The apotheosis of Chinese President Xi Jinping is well nigh complete. China’s just-concluded Communist Party congress, a key political gathering held once every five years, cemented Xi’s status as the country’s most powerful leader since the Great Helmsman himself, Mao Zedong, with no rivals to challenge him.
The congress also enshrined Xi’s authoritarian, assertive approach to policy as official doctrine, meaning that China’s ideological and financial clampdown of the past several months is set to become the status quo. Xi Jinping Thought has been written into the party’s constitution, an honor not accorded to a living Chinese leader since Mao. In the technology and entertainment space — politically sensitive areas — both domestic players and foreign suitors such as Hollywood will likely have to get used to increased central control by Beijing.
Indeed, some of China’s biggest entertainment executives quickly lined up to kowtow to Xi and his agenda for his second five-year term, which he laid out in a speech lasting more than three hours. That agenda includes pursuing China’s own system of governance (read: no Western-style democracy), promoting “socialism with Chinese characteristics,” easing the vast social inequalities that have arisen over the past 30 years of breakneck economic development and adopting a muscular foreign policy.
“Listening to [Xi’s] report, I felt a surge of emotion,” Dalian Wanda chairman Wang Jianlin enthused. The property-to-entertainment conglomerate has been severely chastened by Xi’s government in the last few months, forced to halt its aggressive overseas acquisitions and unload many of its hotels and theme parks.
Likewise, Jack Ma, founder of e-commerce giant Alibaba, made it known that he supports Xi’s proposals on income redistribution. Alibaba, too, has felt the heavy hand of government direction. Part of Xi’s vision of a strong, globally powerful China entails shoring up the country’s laggard state-owned enterprises and giving them the chance to catch up to or overtake private companies in some fields. Last month saw a round of government-ordered investments by leading private firms, including Alibaba and Tencent, in state-owned enterprises such as telecom company China Unicom. There have also been new orders to install Communist Party functionaries on the boards of private companies.
Xi’s ambition for China to create world-beating brands in high-tech sectors like electric cars and artificial intelligence should give some impetus and latitude to players in those fields. “The push for digital innovation will benefit the internet companies,” said one Asia-based analyst, who asked not to be named because of the political sensitivity of the party congress. “The flip side is that we have seen more stringent control on media in the past five-year regime under Xi — i.e., tighter foreign format imports, a ban on Korean content, tighter censorship and control over content, etc. … Xi’s leadership has shifted from less regulation to tighter central control.”

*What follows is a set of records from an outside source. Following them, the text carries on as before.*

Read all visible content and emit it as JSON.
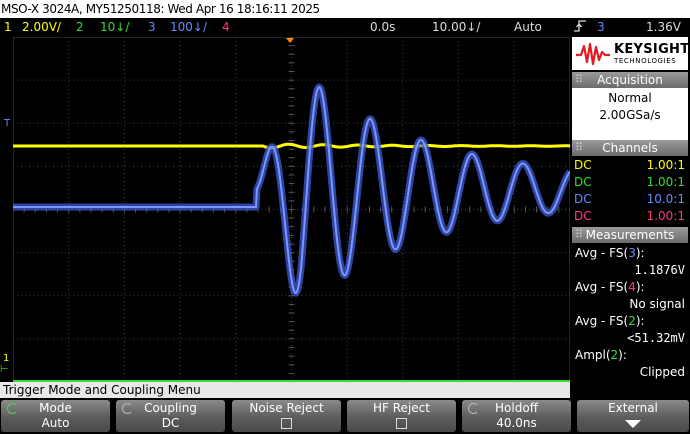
{
  "title": "MSO-X 3024A, MY51250118: Wed Apr 16 18:16:11 2025",
  "status_bar": {
    "ch1": {
      "num": "1",
      "scale": "2.00V/",
      "color": "#ffff00"
    },
    "ch2": {
      "num": "2",
      "scale": "10↓/",
      "color": "#33dd33"
    },
    "ch3": {
      "num": "3",
      "scale": "100↓/",
      "color": "#6688ff"
    },
    "ch4": {
      "num": "4",
      "color": "#ff3388"
    },
    "delay": "0.0s",
    "timebase": "10.00↓/",
    "trigger_mode": "Auto",
    "trigger_slope_icon": "rising-edge-icon",
    "trigger_source": "3",
    "trigger_level": "1.36V"
  },
  "brand": {
    "name": "KEYSIGHT",
    "sub": "TECHNOLOGIES",
    "logo_color": "#e31b23"
  },
  "acquisition": {
    "header": "Acquisition",
    "mode": "Normal",
    "rate": "2.00GSa/s"
  },
  "channels": {
    "header": "Channels",
    "rows": [
      {
        "coupling": "DC",
        "probe": "1.00:1",
        "color": "#ffff00"
      },
      {
        "coupling": "DC",
        "probe": "1.00:1",
        "color": "#33dd33"
      },
      {
        "coupling": "DC",
        "probe": "10.0:1",
        "color": "#6688ff"
      },
      {
        "coupling": "DC",
        "probe": "1.00:1",
        "color": "#ff3388"
      }
    ]
  },
  "measurements": {
    "header": "Measurements",
    "items": [
      {
        "label": "Avg - FS(",
        "ch": "3",
        "ch_color": "#6688ff",
        "value": "1.1876V"
      },
      {
        "label": "Avg - FS(",
        "ch": "4",
        "ch_color": "#ff3388",
        "value": "No signal"
      },
      {
        "label": "Avg - FS(",
        "ch": "2",
        "ch_color": "#33dd33",
        "value": "<51.32mV"
      },
      {
        "label": "Ampl(",
        "ch": "2",
        "ch_color": "#33dd33",
        "value": "Clipped"
      }
    ]
  },
  "trigger_menu_caption": "Trigger Mode and Coupling Menu",
  "softkeys": [
    {
      "label": "Mode",
      "value": "Auto"
    },
    {
      "label": "Coupling",
      "value": "DC"
    },
    {
      "label": "Noise Reject",
      "value": ""
    },
    {
      "label": "HF Reject",
      "value": ""
    },
    {
      "label": "Holdoff",
      "value": "40.0ns"
    },
    {
      "label": "External",
      "value": ""
    }
  ],
  "markers": {
    "trigger_level": "T",
    "ground": "1"
  }
}
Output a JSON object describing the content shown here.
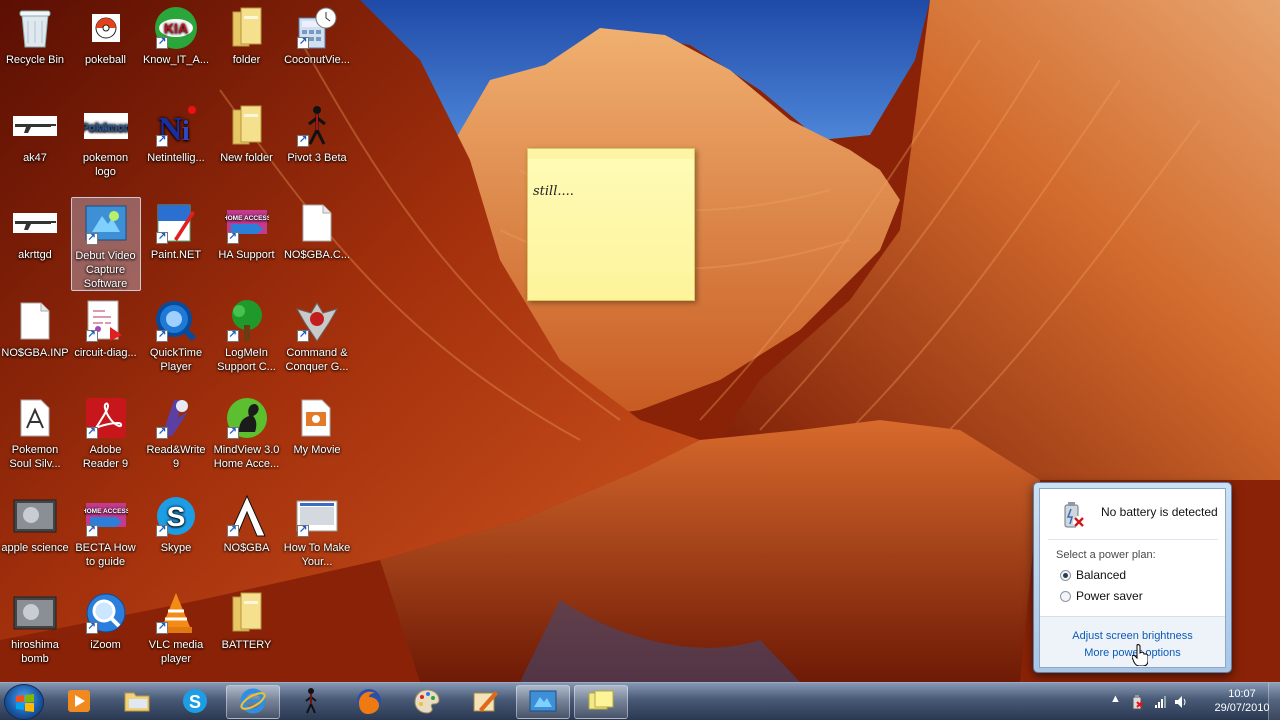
{
  "desktop": {
    "icons": [
      {
        "label": "Recycle Bin",
        "icon": "recycle-bin-icon"
      },
      {
        "label": "pokeball",
        "icon": "pokeball-icon"
      },
      {
        "label": "Know_IT_A...",
        "icon": "kia-icon"
      },
      {
        "label": "folder",
        "icon": "folder-icon"
      },
      {
        "label": "CoconutVie...",
        "icon": "calculator-icon"
      },
      {
        "label": "ak47",
        "icon": "rifle-icon"
      },
      {
        "label": "pokemon logo",
        "icon": "pokemon-logo-icon"
      },
      {
        "label": "Netintellig...",
        "icon": "netintelligence-icon"
      },
      {
        "label": "New folder",
        "icon": "folder-icon"
      },
      {
        "label": "Pivot 3 Beta",
        "icon": "stick-figure-icon"
      },
      {
        "label": "akrttgd",
        "icon": "rifle-icon"
      },
      {
        "label": "Debut Video Capture Software",
        "icon": "debut-video-icon"
      },
      {
        "label": "Paint.NET",
        "icon": "paint-net-icon"
      },
      {
        "label": "HA Support",
        "icon": "home-access-icon"
      },
      {
        "label": "NO$GBA.C...",
        "icon": "document-icon"
      },
      {
        "label": "NO$GBA.INP",
        "icon": "document-icon"
      },
      {
        "label": "circuit-diag...",
        "icon": "pdf-document-icon"
      },
      {
        "label": "QuickTime Player",
        "icon": "quicktime-icon"
      },
      {
        "label": "LogMeIn Support C...",
        "icon": "tree-icon"
      },
      {
        "label": "Command & Conquer G...",
        "icon": "command-conquer-icon"
      },
      {
        "label": "Pokemon Soul Silv...",
        "icon": "nds-rom-icon"
      },
      {
        "label": "Adobe Reader 9",
        "icon": "adobe-reader-icon"
      },
      {
        "label": "Read&Write 9",
        "icon": "read-write-icon"
      },
      {
        "label": "MindView 3.0 Home Acce...",
        "icon": "mindview-icon"
      },
      {
        "label": "My Movie",
        "icon": "movie-file-icon"
      },
      {
        "label": "apple science",
        "icon": "video-thumbnail-icon"
      },
      {
        "label": "BECTA How to guide",
        "icon": "home-access-icon"
      },
      {
        "label": "Skype",
        "icon": "skype-icon"
      },
      {
        "label": "NO$GBA",
        "icon": "nosgba-icon"
      },
      {
        "label": "How To Make Your...",
        "icon": "video-file-icon"
      },
      {
        "label": "hiroshima bomb",
        "icon": "video-thumbnail-icon"
      },
      {
        "label": "iZoom",
        "icon": "izoom-icon"
      },
      {
        "label": "VLC media player",
        "icon": "vlc-icon"
      },
      {
        "label": "BATTERY",
        "icon": "folder-icon"
      }
    ],
    "selected_icon": "Debut Video Capture Software"
  },
  "sticky_note": {
    "text": "still...."
  },
  "power_popup": {
    "status": "No battery is detected",
    "prompt": "Select a power plan:",
    "plans": [
      {
        "label": "Balanced",
        "selected": true
      },
      {
        "label": "Power saver",
        "selected": false
      }
    ],
    "link_brightness": "Adjust screen brightness",
    "link_more": "More power options"
  },
  "taskbar": {
    "start_icon": "windows-logo-icon",
    "pinned": [
      "media-player-icon",
      "explorer-folder-icon",
      "skype-icon",
      "internet-explorer-icon",
      "stick-figure-icon",
      "firefox-icon",
      "paint-palette-icon",
      "sketch-tool-icon",
      "debut-video-icon",
      "sticky-notes-icon"
    ],
    "active": [
      "internet-explorer-icon",
      "debut-video-icon",
      "sticky-notes-icon"
    ],
    "clock_time": "10:07",
    "clock_date": "29/07/2010"
  },
  "colors": {
    "link": "#0b5bb5",
    "taskbar": "#2b3a55",
    "sticky": "#fdf49a"
  }
}
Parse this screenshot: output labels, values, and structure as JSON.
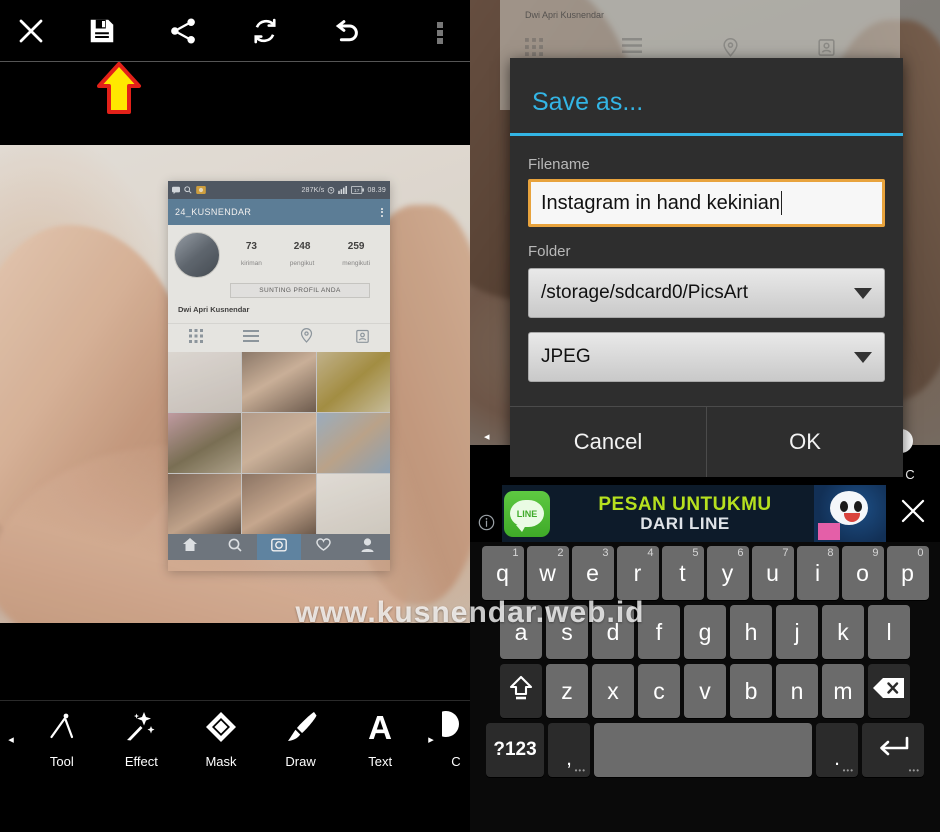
{
  "left_panel": {
    "top_toolbar": {
      "buttons": [
        {
          "name": "close",
          "icon": "close-icon",
          "label": "Close"
        },
        {
          "name": "save",
          "icon": "save-icon",
          "label": "Save"
        },
        {
          "name": "share",
          "icon": "share-icon",
          "label": "Share"
        },
        {
          "name": "redo",
          "icon": "refresh-icon",
          "label": "Redo"
        },
        {
          "name": "undo",
          "icon": "undo-icon",
          "label": "Undo"
        },
        {
          "name": "overflow",
          "icon": "overflow-menu-icon",
          "label": "More options"
        }
      ]
    },
    "pointer": {
      "icon": "up-arrow-annotation",
      "fill": "#FFE800",
      "stroke": "#E32119",
      "points_to": "save-button"
    },
    "photo": {
      "phone_screenshot": {
        "status_bar": {
          "speed": "287K/s",
          "time": "08.39",
          "battery": "17"
        },
        "action_bar": {
          "username": "24_KUSNENDAR"
        },
        "stats": [
          {
            "value": "73",
            "label": "kiriman"
          },
          {
            "value": "248",
            "label": "pengikut"
          },
          {
            "value": "259",
            "label": "mengikuti"
          }
        ],
        "edit_profile_button": "SUNTING PROFIL ANDA",
        "display_name": "Dwi Apri Kusnendar",
        "tabs": [
          "grid-icon",
          "list-icon",
          "location-icon",
          "tagged-icon"
        ],
        "bottom_nav": [
          "home-icon",
          "search-icon",
          "camera-icon",
          "heart-icon",
          "person-icon"
        ]
      }
    },
    "bottom_tools": {
      "prev_arrow": "◂",
      "next_arrow": "▸",
      "items": [
        {
          "label": "Tool",
          "icon": "compass-tool-icon"
        },
        {
          "label": "Effect",
          "icon": "magic-wand-icon"
        },
        {
          "label": "Mask",
          "icon": "diamond-mask-icon"
        },
        {
          "label": "Draw",
          "icon": "paintbrush-icon"
        },
        {
          "label": "Text",
          "icon": "text-a-icon"
        }
      ],
      "clipped_item": {
        "label": "C",
        "icon": "camera-partial-icon"
      }
    }
  },
  "right_panel": {
    "background": {
      "display_name": "Dwi Apri Kusnendar"
    },
    "dialog": {
      "title": "Save as...",
      "accent_color": "#33b5e5",
      "filename_label": "Filename",
      "filename_value": "Instagram in hand kekinian",
      "filename_border_color": "#e8a33d",
      "folder_label": "Folder",
      "folder_value": "/storage/sdcard0/PicsArt",
      "format_value": "JPEG",
      "cancel_label": "Cancel",
      "ok_label": "OK"
    },
    "ad_banner": {
      "info_icon": "info-icon",
      "logo_text": "LINE",
      "line1": "PESAN UNTUKMU",
      "line2": "DARI LINE",
      "close_icon": "close-icon"
    },
    "toolstrip": {
      "prev_arrow": "◂",
      "next_arrow": "▸",
      "clipped_label": "C"
    },
    "keyboard": {
      "row1": [
        {
          "key": "q",
          "num": "1"
        },
        {
          "key": "w",
          "num": "2"
        },
        {
          "key": "e",
          "num": "3"
        },
        {
          "key": "r",
          "num": "4"
        },
        {
          "key": "t",
          "num": "5"
        },
        {
          "key": "y",
          "num": "6"
        },
        {
          "key": "u",
          "num": "7"
        },
        {
          "key": "i",
          "num": "8"
        },
        {
          "key": "o",
          "num": "9"
        },
        {
          "key": "p",
          "num": "0"
        }
      ],
      "row2": [
        "a",
        "s",
        "d",
        "f",
        "g",
        "h",
        "j",
        "k",
        "l"
      ],
      "row3": [
        "z",
        "x",
        "c",
        "v",
        "b",
        "n",
        "m"
      ],
      "shift_icon": "shift-icon",
      "backspace_icon": "backspace-icon",
      "symbols_label": "?123",
      "comma_label": ",",
      "space_label": "",
      "period_label": ".",
      "enter_icon": "enter-icon"
    }
  },
  "watermark": {
    "text": "www.kusnendar.web.id"
  }
}
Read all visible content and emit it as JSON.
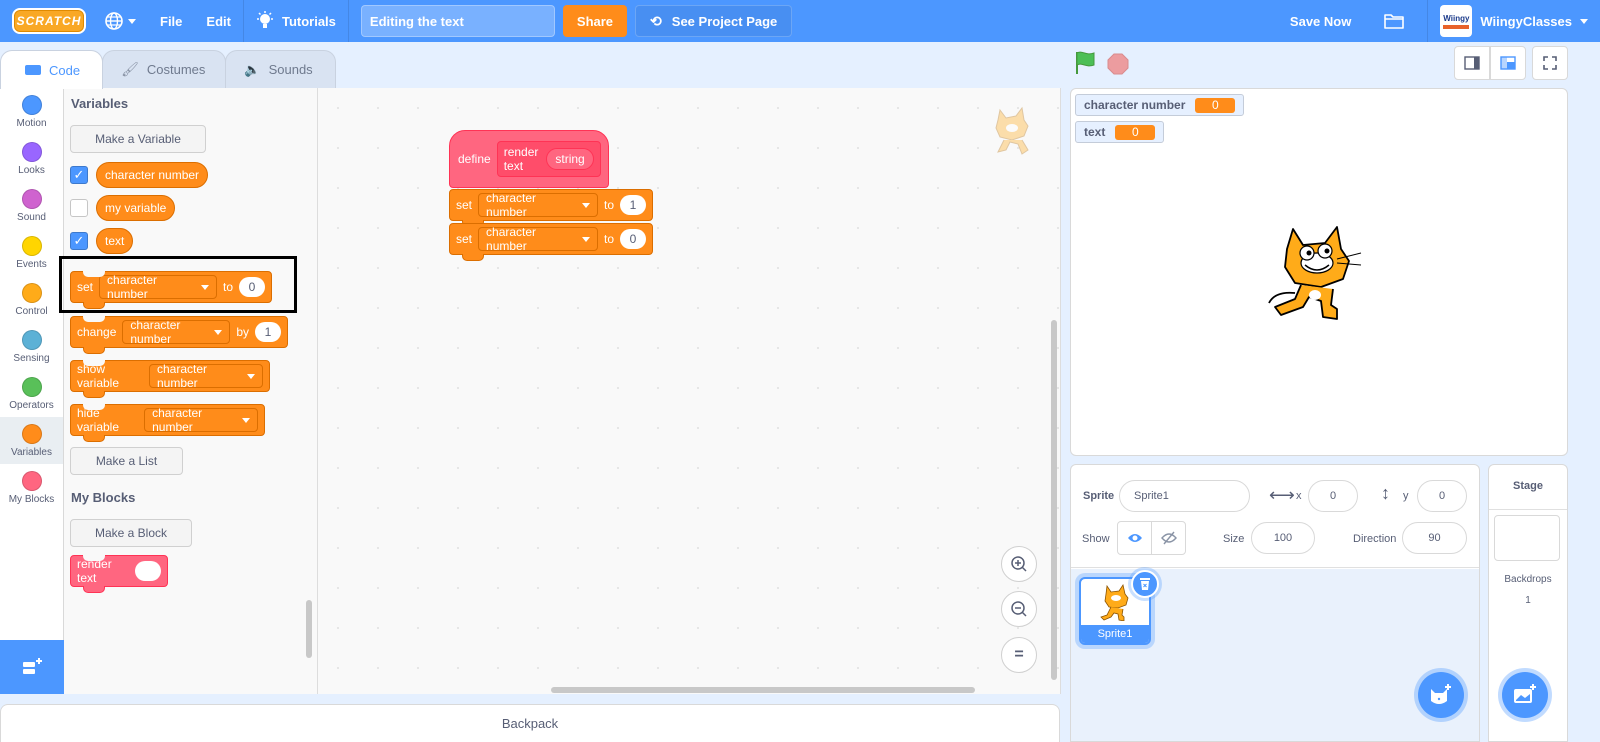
{
  "menubar": {
    "logo": "SCRATCH",
    "file": "File",
    "edit": "Edit",
    "tutorials": "Tutorials",
    "project_title": "Editing the text",
    "share": "Share",
    "see_project_page": "See Project Page",
    "save_now": "Save Now",
    "avatar_text": "Wiingy",
    "username": "WiingyClasses"
  },
  "tabs": [
    {
      "label": "Code"
    },
    {
      "label": "Costumes"
    },
    {
      "label": "Sounds"
    }
  ],
  "categories": [
    {
      "label": "Motion",
      "color": "#4c97ff"
    },
    {
      "label": "Looks",
      "color": "#9966ff"
    },
    {
      "label": "Sound",
      "color": "#cf63cf"
    },
    {
      "label": "Events",
      "color": "#ffd500"
    },
    {
      "label": "Control",
      "color": "#ffab19"
    },
    {
      "label": "Sensing",
      "color": "#5cb1d6"
    },
    {
      "label": "Operators",
      "color": "#59c059"
    },
    {
      "label": "Variables",
      "color": "#ff8c1a"
    },
    {
      "label": "My Blocks",
      "color": "#ff6680"
    }
  ],
  "palette": {
    "variables_heading": "Variables",
    "make_variable": "Make a Variable",
    "variables": [
      {
        "name": "character number",
        "checked": true
      },
      {
        "name": "my variable",
        "checked": false
      },
      {
        "name": "text",
        "checked": true
      }
    ],
    "set_block": {
      "label": "set",
      "var": "character number",
      "to": "to",
      "value": "0"
    },
    "change_block": {
      "label": "change",
      "var": "character number",
      "by": "by",
      "value": "1"
    },
    "show_block": {
      "label": "show variable",
      "var": "character number"
    },
    "hide_block": {
      "label": "hide variable",
      "var": "character number"
    },
    "make_list": "Make a List",
    "myblocks_heading": "My Blocks",
    "make_block": "Make a Block",
    "render_block": "render text"
  },
  "workspace": {
    "define": {
      "keyword": "define",
      "name": "render text",
      "param": "string"
    },
    "set1": {
      "label": "set",
      "var": "character number",
      "to": "to",
      "value": "1"
    },
    "set2": {
      "label": "set",
      "var": "character number",
      "to": "to",
      "value": "0"
    }
  },
  "backpack": "Backpack",
  "stage": {
    "monitors": [
      {
        "label": "character number",
        "value": "0"
      },
      {
        "label": "text",
        "value": "0"
      }
    ]
  },
  "sprite_info": {
    "sprite_label": "Sprite",
    "sprite_name": "Sprite1",
    "x_label": "x",
    "x": "0",
    "y_label": "y",
    "y": "0",
    "show_label": "Show",
    "size_label": "Size",
    "size": "100",
    "direction_label": "Direction",
    "direction": "90"
  },
  "sprites": [
    {
      "name": "Sprite1"
    }
  ],
  "stage_pane": {
    "title": "Stage",
    "backdrops_label": "Backdrops",
    "backdrops_count": "1"
  }
}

Foreign companies have long been accustomed to playing by the Chinese government’s rules, usually in hopes that those rules might, at some point, bend in their favor. But under Xi — whom The Economist recently declared the world’s most powerful person, over U.S. President Donald Trump — there is probably little likelihood of greater openings for Netflix, Facebook or Twitter, which remain banned in China, or for the Hollywood majors. Negotiations on movie import quotas and distribution terms were halted during the party congress.
The eight-day gathering offered few specifics about the entertainment industry. A briefing on the sidelines by the State Administration of Press, Publication, Radio, Film and Television, China’s media regulator, boasted of this year’s 20% upswing at the domestic box office after last year’s worrisome slowdown, an increase driven by hits such as “Wolf Warrior II.” That action thriller, notable for nationalistic themes of which Xi would no doubt approve, has made more than $850 million at the Chinese box office.
The party congress also produced no clear successor to the 64-year-old Xi, an indication that the president may try to rule beyond the two terms of his immediate predecessors. His blueprint for China is meant to guide the world’s most populous country for at least
the next 30 years — which means that homegrown entertainment companies and Hollywood players have plenty of time to get used to new constraints on doing business in the Middle Kingdom.